_The data_
··········

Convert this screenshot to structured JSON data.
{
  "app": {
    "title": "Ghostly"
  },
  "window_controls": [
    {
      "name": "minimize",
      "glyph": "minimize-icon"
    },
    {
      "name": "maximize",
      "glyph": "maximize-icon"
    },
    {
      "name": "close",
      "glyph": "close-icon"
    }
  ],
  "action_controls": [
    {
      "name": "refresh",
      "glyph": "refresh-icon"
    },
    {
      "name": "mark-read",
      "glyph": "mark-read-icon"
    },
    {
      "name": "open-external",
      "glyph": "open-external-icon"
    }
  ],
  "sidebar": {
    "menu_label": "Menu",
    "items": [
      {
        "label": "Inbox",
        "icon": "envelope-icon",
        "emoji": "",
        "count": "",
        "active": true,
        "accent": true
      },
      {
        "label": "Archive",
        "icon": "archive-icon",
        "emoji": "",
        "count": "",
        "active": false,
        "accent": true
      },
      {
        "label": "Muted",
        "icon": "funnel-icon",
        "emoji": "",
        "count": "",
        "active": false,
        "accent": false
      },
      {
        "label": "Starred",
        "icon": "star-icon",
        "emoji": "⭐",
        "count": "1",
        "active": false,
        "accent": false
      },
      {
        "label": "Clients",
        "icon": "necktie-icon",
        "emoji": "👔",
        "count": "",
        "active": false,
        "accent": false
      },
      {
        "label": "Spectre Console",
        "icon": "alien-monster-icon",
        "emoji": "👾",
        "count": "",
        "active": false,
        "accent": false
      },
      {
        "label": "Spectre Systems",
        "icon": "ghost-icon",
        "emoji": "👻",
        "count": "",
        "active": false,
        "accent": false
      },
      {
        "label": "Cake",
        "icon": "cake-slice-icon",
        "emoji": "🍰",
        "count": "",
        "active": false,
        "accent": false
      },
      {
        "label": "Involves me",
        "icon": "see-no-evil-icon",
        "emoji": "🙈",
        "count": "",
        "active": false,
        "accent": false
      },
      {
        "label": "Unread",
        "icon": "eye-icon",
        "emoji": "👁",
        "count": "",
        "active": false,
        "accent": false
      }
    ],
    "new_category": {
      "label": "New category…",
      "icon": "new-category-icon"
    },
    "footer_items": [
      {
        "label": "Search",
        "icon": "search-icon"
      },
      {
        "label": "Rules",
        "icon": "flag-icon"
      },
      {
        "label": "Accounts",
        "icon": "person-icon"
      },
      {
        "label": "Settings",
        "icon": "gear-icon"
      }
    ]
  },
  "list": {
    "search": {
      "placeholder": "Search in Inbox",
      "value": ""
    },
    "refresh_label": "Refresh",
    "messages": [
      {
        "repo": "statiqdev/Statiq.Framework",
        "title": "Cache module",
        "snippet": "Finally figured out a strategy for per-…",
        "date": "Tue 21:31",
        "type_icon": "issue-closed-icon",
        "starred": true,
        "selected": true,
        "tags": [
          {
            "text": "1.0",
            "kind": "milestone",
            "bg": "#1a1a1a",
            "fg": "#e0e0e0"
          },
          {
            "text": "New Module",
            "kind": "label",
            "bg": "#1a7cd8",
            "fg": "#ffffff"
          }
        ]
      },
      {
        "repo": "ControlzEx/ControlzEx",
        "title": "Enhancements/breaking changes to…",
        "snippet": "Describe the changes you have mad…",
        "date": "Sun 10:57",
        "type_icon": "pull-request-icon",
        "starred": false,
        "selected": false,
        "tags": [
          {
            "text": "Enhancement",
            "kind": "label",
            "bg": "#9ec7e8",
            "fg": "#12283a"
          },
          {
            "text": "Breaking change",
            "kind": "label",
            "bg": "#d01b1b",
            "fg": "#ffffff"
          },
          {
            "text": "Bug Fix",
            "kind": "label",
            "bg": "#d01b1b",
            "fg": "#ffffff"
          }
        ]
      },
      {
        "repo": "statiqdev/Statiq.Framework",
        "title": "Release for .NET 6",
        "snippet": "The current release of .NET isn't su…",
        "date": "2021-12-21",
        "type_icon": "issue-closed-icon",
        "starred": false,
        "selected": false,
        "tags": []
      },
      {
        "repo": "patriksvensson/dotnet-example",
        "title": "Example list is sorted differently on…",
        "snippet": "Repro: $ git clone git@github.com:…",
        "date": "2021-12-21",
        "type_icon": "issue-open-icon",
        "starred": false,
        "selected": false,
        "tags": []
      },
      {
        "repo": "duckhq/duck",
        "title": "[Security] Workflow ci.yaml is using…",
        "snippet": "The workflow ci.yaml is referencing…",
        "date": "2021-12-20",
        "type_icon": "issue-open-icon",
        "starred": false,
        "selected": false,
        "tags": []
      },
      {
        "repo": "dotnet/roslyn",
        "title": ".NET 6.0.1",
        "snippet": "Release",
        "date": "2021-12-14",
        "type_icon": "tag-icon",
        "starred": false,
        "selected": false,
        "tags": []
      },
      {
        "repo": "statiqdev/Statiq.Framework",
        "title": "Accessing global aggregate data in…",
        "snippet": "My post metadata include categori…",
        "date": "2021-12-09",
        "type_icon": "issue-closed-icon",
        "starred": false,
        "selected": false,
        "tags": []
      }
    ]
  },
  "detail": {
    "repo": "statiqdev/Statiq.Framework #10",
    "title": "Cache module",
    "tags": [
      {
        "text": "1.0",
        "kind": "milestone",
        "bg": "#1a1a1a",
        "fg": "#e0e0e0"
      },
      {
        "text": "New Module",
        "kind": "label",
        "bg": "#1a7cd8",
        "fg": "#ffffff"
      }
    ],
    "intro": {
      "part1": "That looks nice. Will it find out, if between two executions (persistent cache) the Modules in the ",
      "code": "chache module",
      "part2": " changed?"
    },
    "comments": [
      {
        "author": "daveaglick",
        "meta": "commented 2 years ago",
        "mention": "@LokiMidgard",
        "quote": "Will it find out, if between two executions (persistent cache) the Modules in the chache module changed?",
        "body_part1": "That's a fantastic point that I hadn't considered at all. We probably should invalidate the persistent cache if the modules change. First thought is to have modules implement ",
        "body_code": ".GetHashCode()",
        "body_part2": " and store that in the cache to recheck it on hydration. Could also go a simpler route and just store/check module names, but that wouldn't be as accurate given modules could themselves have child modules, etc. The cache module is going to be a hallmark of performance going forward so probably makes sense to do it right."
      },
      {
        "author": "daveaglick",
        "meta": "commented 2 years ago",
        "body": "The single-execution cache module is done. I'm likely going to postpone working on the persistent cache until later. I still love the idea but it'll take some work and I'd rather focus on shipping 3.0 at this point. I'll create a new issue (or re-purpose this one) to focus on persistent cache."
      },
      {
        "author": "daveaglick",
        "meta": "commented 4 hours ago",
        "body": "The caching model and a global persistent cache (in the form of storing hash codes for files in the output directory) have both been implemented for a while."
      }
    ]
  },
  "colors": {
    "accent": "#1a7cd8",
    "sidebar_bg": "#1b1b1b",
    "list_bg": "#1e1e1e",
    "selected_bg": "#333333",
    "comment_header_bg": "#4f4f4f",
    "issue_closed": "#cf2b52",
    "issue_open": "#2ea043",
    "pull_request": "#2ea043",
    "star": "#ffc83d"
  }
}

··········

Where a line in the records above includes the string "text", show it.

            "text": "1.0",
            "text": "New Module",
            "text": "Enhancement",
            "text": "Breaking change",
            "text": "Bug Fix",
        "text": "1.0",
        "text": "New Module",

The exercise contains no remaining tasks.